=== GIVEN ENTRIES ===

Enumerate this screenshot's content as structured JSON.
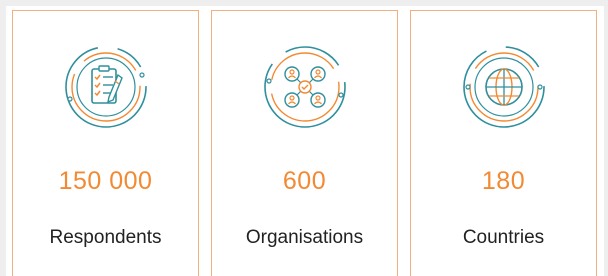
{
  "colors": {
    "accent": "#f28a33",
    "icon_teal": "#2f8f9d",
    "card_border": "#f3b07e",
    "text": "#222222"
  },
  "stats": [
    {
      "icon": "survey-checklist-icon",
      "value": "150 000",
      "label": "Respondents"
    },
    {
      "icon": "organisations-network-icon",
      "value": "600",
      "label": "Organisations"
    },
    {
      "icon": "globe-icon",
      "value": "180",
      "label": "Countries"
    }
  ]
}
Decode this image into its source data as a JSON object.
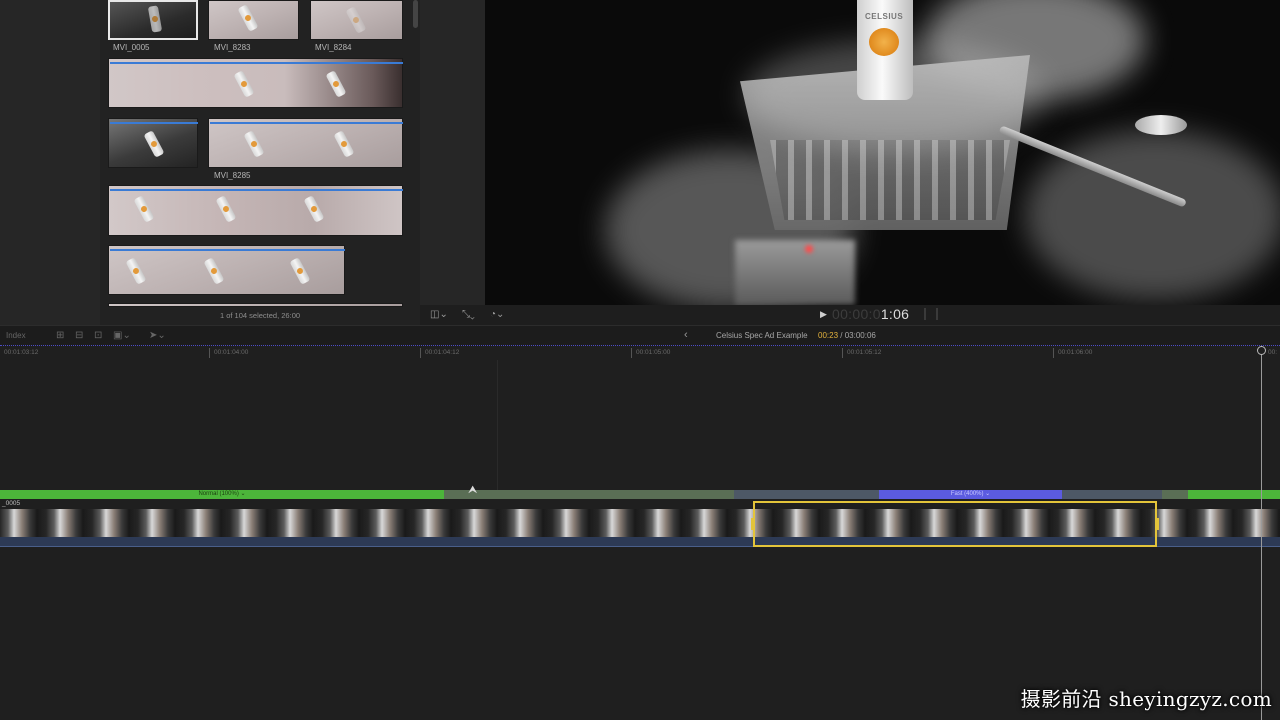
{
  "browser": {
    "clips": [
      {
        "label": "MVI_0005"
      },
      {
        "label": "MVI_8283"
      },
      {
        "label": "MVI_8284"
      },
      {
        "label": "MVI_8285"
      }
    ],
    "footer_status": "1 of 104 selected, 26:00"
  },
  "viewer": {
    "can_brand": "CELSIUS",
    "timecode_dim": "00:00:0",
    "timecode_bright": "1:06"
  },
  "timeline": {
    "index_label": "Index",
    "project_name": "Celsius Spec Ad Example",
    "current_time": "00:23",
    "total_time": "/ 03:00:06",
    "ruler_ticks": [
      "00:01:03:12",
      "00:01:04:00",
      "00:01:04:12",
      "00:01:05:00",
      "00:01:05:12",
      "00:01:06:00",
      "00:"
    ],
    "retime_normal": "Normal (100%) ⌄",
    "retime_fast": "Fast (400%) ⌄",
    "clip_name": "_0005"
  },
  "watermark": "摄影前沿 sheyingzyz.com",
  "colors": {
    "retime_normal": "#4cb53a",
    "retime_fast": "#5b5be0",
    "selection": "#e3c43a",
    "current_time": "#e3b23c"
  }
}
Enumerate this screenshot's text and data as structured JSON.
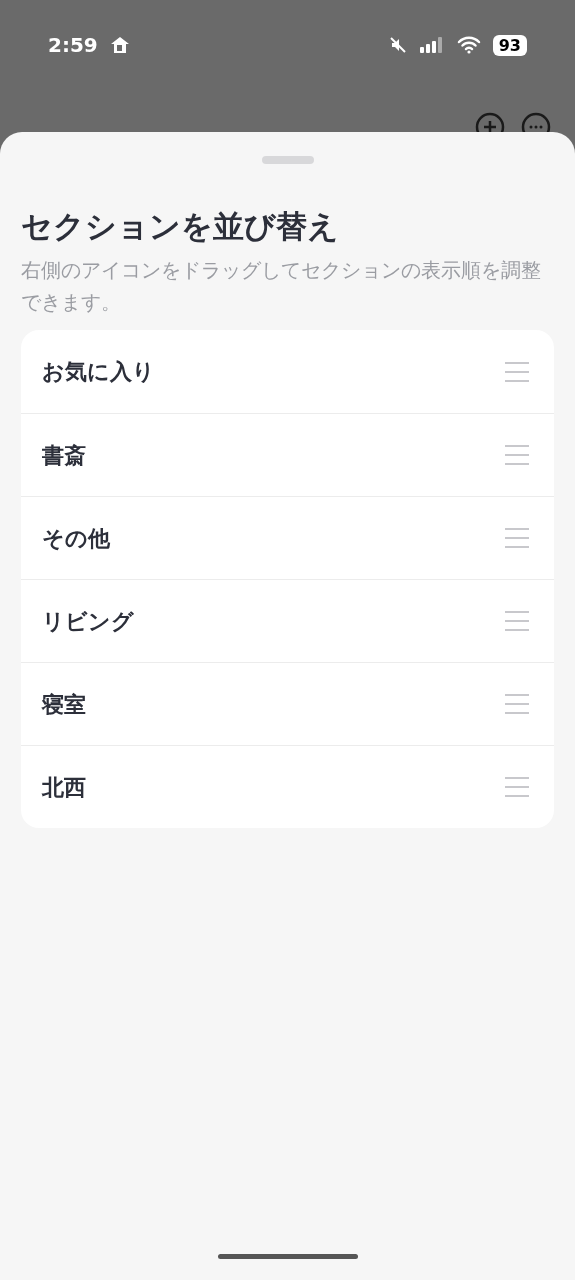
{
  "status_bar": {
    "time": "2:59",
    "battery": "93"
  },
  "sheet": {
    "title": "セクションを並び替え",
    "description": "右側のアイコンをドラッグしてセクションの表示順を調整できます。",
    "sections": [
      {
        "label": "お気に入り"
      },
      {
        "label": "書斎"
      },
      {
        "label": "その他"
      },
      {
        "label": "リビング"
      },
      {
        "label": "寝室"
      },
      {
        "label": "北西"
      }
    ]
  }
}
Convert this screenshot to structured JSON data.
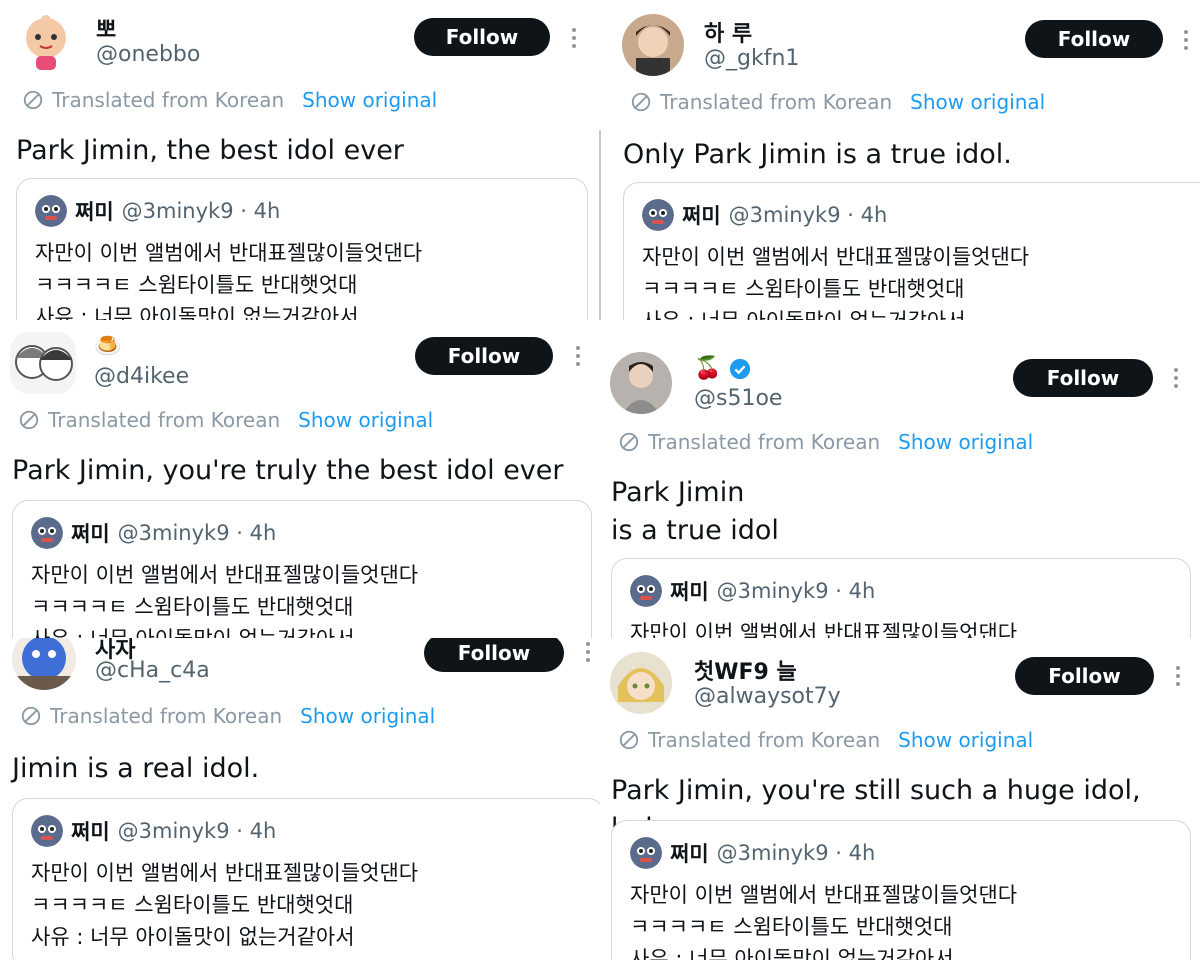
{
  "common": {
    "follow_label": "Follow",
    "translated_label": "Translated from Korean",
    "show_original_label": "Show original"
  },
  "quoted_tweet": {
    "name": "쩌미",
    "meta": "@3minyk9 · 4h",
    "lines": [
      "자만이 이번 앨범에서 반대표젤많이들엇댄다",
      "ㅋㅋㅋㅋㅌ 스윔타이틀도 반대햇엇대",
      "사유 : 너무 아이돌맛이 없는거같아서"
    ]
  },
  "tweets": [
    {
      "name": "뽀",
      "handle": "@onebbo",
      "text": "Park Jimin, the best idol ever"
    },
    {
      "name": "하 루",
      "handle": "@_gkfn1",
      "text": "Only Park Jimin is a true idol."
    },
    {
      "name": "🍮",
      "handle": "@d4ikee",
      "text": "Park Jimin, you're truly the best idol ever"
    },
    {
      "name": "🍒",
      "handle": "@s51oe",
      "text": "Park Jimin\nis a true idol",
      "verified": true
    },
    {
      "name": "사자",
      "handle": "@cHa_c4a",
      "text": "Jimin is a real idol."
    },
    {
      "name": "첫WF9 늘",
      "handle": "@alwaysot7y",
      "text": "Park Jimin, you're still such a huge idol, huh"
    }
  ],
  "colors": {
    "follow_bg": "#0f1419",
    "link": "#1d9bf0",
    "muted": "#536471",
    "verified": "#1d9bf0"
  }
}
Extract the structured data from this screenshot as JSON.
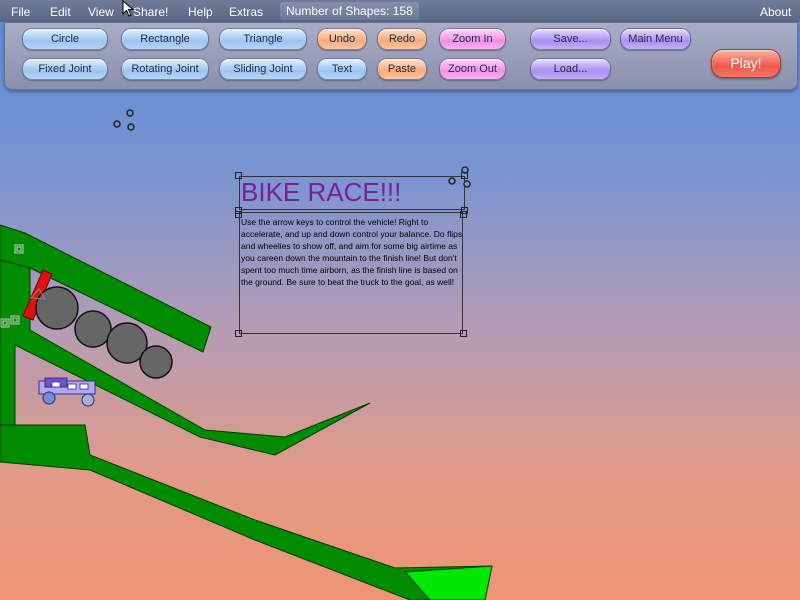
{
  "menu": {
    "file": "File",
    "edit": "Edit",
    "view": "View",
    "share": "Share!",
    "help": "Help",
    "extras": "Extras",
    "about": "About"
  },
  "status": {
    "shape_count": "Number of Shapes: 158"
  },
  "toolbar": {
    "circle": "Circle",
    "rectangle": "Rectangle",
    "triangle": "Triangle",
    "undo": "Undo",
    "redo": "Redo",
    "zoom_in": "Zoom In",
    "save": "Save...",
    "main_menu": "Main Menu",
    "fixed_joint": "Fixed Joint",
    "rotating_joint": "Rotating Joint",
    "sliding_joint": "Sliding Joint",
    "text": "Text",
    "paste": "Paste",
    "zoom_out": "Zoom Out",
    "load": "Load...",
    "play": "Play!"
  },
  "level": {
    "title": "BIKE RACE!!!",
    "instructions": "Use the arrow keys to control the vehicle!  Right to accelerate, and up and down control your balance. Do flips and wheelies to show off, and aim for some big airtime as you careen down the mountain to the finish line! But don't spent too much time airborn, as the finish line is based on the ground. Be sure to beat the truck to the goal, as well!"
  },
  "colors": {
    "ground": "#008c00",
    "ground_light": "#00e800",
    "rock": "#666666",
    "title": "#7a1f9c",
    "truck": "#5a3fb0",
    "red_bar": "#e01010"
  }
}
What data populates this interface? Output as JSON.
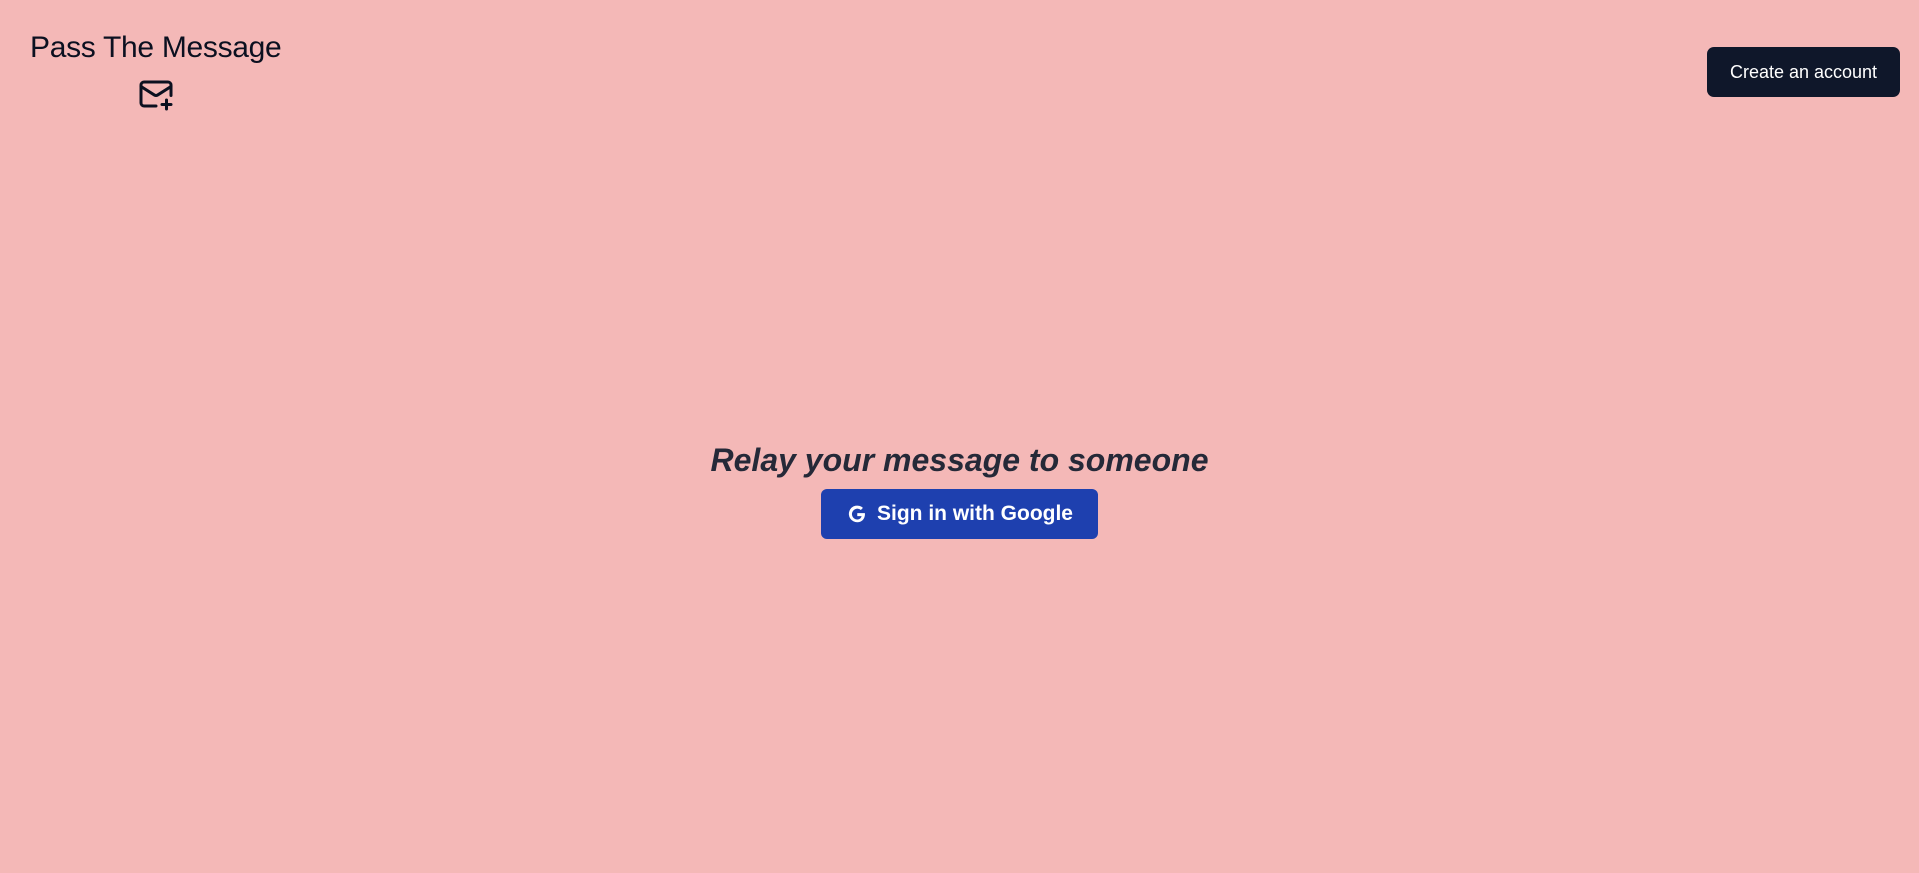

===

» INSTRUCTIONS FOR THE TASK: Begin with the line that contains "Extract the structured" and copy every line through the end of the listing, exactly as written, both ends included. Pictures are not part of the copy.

» YOUR RESPONSE:
Extract the structured data from this screenshot as JSON.
{
  "menu": {
    "file": "File",
    "edit": "Edit",
    "view": "View",
    "share": "Share!",
    "help": "Help",
    "extras": "Extras",
    "about": "About"
  },
  "status": {
    "shape_count": "Number of Shapes: 158"
  },
  "toolbar": {
    "circle": "Circle",
    "rectangle": "Rectangle",
    "triangle": "Triangle",
    "undo": "Undo",
    "redo": "Redo",
    "zoom_in": "Zoom In",
    "save": "Save...",
    "main_menu": "Main Menu",
    "fixed_joint": "Fixed Joint",
    "rotating_joint": "Rotating Joint",
    "sliding_joint": "Sliding Joint",
    "text": "Text",
    "paste": "Paste",
    "zoom_out": "Zoom Out",
    "load": "Load...",
    "play": "Play!"
  },
  "level": {
    "title": "BIKE RACE!!!",
    "instructions": "Use the arrow keys to control the vehicle!  Right to accelerate, and up and down control your balance. Do flips and wheelies to show off, and aim for some big airtime as you careen down the mountain to the finish line! But don't spent too much time airborn, as the finish line is based on the ground. Be sure to beat the truck to the goal, as well!"
  },
  "colors": {
    "ground": "#008c00",
    "ground_light": "#00e800",
    "rock": "#666666",
    "title": "#7a1f9c",
    "truck": "#5a3fb0",
    "red_bar": "#e01010"
  }
}
What data populates this interface? Output as JSON.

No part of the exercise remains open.